Segment Start: Exercise data

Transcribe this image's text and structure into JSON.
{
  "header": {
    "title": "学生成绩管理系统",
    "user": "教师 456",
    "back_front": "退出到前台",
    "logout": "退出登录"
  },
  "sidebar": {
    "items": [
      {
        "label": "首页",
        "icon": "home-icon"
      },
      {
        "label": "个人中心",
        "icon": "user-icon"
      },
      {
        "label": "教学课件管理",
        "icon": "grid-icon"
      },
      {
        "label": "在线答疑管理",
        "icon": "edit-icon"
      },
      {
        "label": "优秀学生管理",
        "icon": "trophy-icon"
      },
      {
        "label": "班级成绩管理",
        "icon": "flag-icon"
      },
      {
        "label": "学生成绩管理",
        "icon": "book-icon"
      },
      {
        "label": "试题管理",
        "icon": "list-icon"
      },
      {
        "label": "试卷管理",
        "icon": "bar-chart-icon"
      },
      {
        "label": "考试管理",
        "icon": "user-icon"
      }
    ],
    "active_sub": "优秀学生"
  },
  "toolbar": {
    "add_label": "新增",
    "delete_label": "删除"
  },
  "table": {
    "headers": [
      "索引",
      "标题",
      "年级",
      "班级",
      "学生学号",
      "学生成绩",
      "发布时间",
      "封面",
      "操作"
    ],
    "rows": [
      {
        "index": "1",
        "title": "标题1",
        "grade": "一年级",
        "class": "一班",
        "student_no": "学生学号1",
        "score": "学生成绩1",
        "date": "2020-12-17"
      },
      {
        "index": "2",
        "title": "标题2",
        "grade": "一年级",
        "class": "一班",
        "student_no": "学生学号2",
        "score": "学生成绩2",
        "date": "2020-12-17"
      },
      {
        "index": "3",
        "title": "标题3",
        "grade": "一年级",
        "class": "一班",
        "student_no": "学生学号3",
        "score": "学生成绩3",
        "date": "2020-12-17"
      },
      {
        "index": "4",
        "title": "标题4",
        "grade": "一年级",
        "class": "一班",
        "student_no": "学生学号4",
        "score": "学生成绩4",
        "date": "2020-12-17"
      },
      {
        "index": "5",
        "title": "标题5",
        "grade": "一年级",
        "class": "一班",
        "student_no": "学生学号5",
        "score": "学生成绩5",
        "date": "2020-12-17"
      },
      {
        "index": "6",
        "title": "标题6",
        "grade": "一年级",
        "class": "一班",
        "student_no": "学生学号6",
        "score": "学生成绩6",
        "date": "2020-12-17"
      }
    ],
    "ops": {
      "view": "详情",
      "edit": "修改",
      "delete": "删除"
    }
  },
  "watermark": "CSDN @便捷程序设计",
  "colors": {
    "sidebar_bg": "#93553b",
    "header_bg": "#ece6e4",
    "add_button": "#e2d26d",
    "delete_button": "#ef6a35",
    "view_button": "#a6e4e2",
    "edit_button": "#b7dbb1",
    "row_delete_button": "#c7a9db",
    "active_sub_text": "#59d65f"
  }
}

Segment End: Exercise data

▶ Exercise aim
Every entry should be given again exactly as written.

▶ Exercise output
Transcribe this image's text and structure into JSON.
{
  "header": {
    "title": "学生成绩管理系统",
    "user": "教师 456",
    "back_front": "退出到前台",
    "logout": "退出登录"
  },
  "sidebar": {
    "items": [
      {
        "label": "首页",
        "icon": "home-icon"
      },
      {
        "label": "个人中心",
        "icon": "user-icon"
      },
      {
        "label": "教学课件管理",
        "icon": "grid-icon"
      },
      {
        "label": "在线答疑管理",
        "icon": "edit-icon"
      },
      {
        "label": "优秀学生管理",
        "icon": "trophy-icon"
      },
      {
        "label": "班级成绩管理",
        "icon": "flag-icon"
      },
      {
        "label": "学生成绩管理",
        "icon": "book-icon"
      },
      {
        "label": "试题管理",
        "icon": "list-icon"
      },
      {
        "label": "试卷管理",
        "icon": "bar-chart-icon"
      },
      {
        "label": "考试管理",
        "icon": "user-icon"
      }
    ],
    "active_sub": "优秀学生"
  },
  "toolbar": {
    "add_label": "新增",
    "delete_label": "删除"
  },
  "table": {
    "headers": [
      "索引",
      "标题",
      "年级",
      "班级",
      "学生学号",
      "学生成绩",
      "发布时间",
      "封面",
      "操作"
    ],
    "rows": [
      {
        "index": "1",
        "title": "标题1",
        "grade": "一年级",
        "class": "一班",
        "student_no": "学生学号1",
        "score": "学生成绩1",
        "date": "2020-12-17"
      },
      {
        "index": "2",
        "title": "标题2",
        "grade": "一年级",
        "class": "一班",
        "student_no": "学生学号2",
        "score": "学生成绩2",
        "date": "2020-12-17"
      },
      {
        "index": "3",
        "title": "标题3",
        "grade": "一年级",
        "class": "一班",
        "student_no": "学生学号3",
        "score": "学生成绩3",
        "date": "2020-12-17"
      },
      {
        "index": "4",
        "title": "标题4",
        "grade": "一年级",
        "class": "一班",
        "student_no": "学生学号4",
        "score": "学生成绩4",
        "date": "2020-12-17"
      },
      {
        "index": "5",
        "title": "标题5",
        "grade": "一年级",
        "class": "一班",
        "student_no": "学生学号5",
        "score": "学生成绩5",
        "date": "2020-12-17"
      },
      {
        "index": "6",
        "title": "标题6",
        "grade": "一年级",
        "class": "一班",
        "student_no": "学生学号6",
        "score": "学生成绩6",
        "date": "2020-12-17"
      }
    ],
    "ops": {
      "view": "详情",
      "edit": "修改",
      "delete": "删除"
    }
  },
  "watermark": "CSDN @便捷程序设计",
  "colors": {
    "sidebar_bg": "#93553b",
    "header_bg": "#ece6e4",
    "add_button": "#e2d26d",
    "delete_button": "#ef6a35",
    "view_button": "#a6e4e2",
    "edit_button": "#b7dbb1",
    "row_delete_button": "#c7a9db",
    "active_sub_text": "#59d65f"
  }
}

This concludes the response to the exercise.